Internally, USAID seems to me to be a fairly flat organization where first tour officers can comfortably chat with the Mission Director, but externally, it may be prudent to be cognizant of one's counterparts and their approach with the host government and to other US government agencies. I've not heard of any internal USAID classes or discussions to know what counterpart rankings in the host government are, so I after asking around, this is a illustrative listing that might represent a typical Ministry of Foreign Affairs.
Look, our forefathers died for the "pursuit of happiness," okay? Not for the "sit around and wait of happiness." Now if you want, we can go to the same bar, drink the same beer, talk to the same people every day or you can lick the Liberty Bell. You can grab life by the crack and lick the crap out of it.
Saturday, September 21, 2013
General Hierarchy of Ministries of Foreign Affairs
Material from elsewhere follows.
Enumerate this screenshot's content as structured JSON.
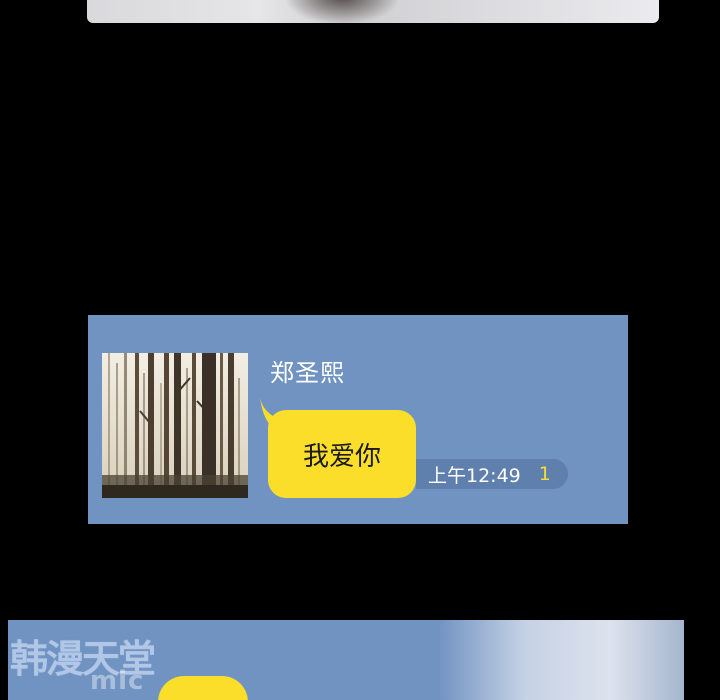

In bureaucracies, rank and hierarchy matters. Particularly so I've found in the Asian context in both business and the diplomatic/development arenas. Working abroad with the US Government, position rank is used as an indicator for who one's appropriate counterpart should be. It would be a faux pas for a low ranking US Officer to directly contact a senior level official with a local Ministry.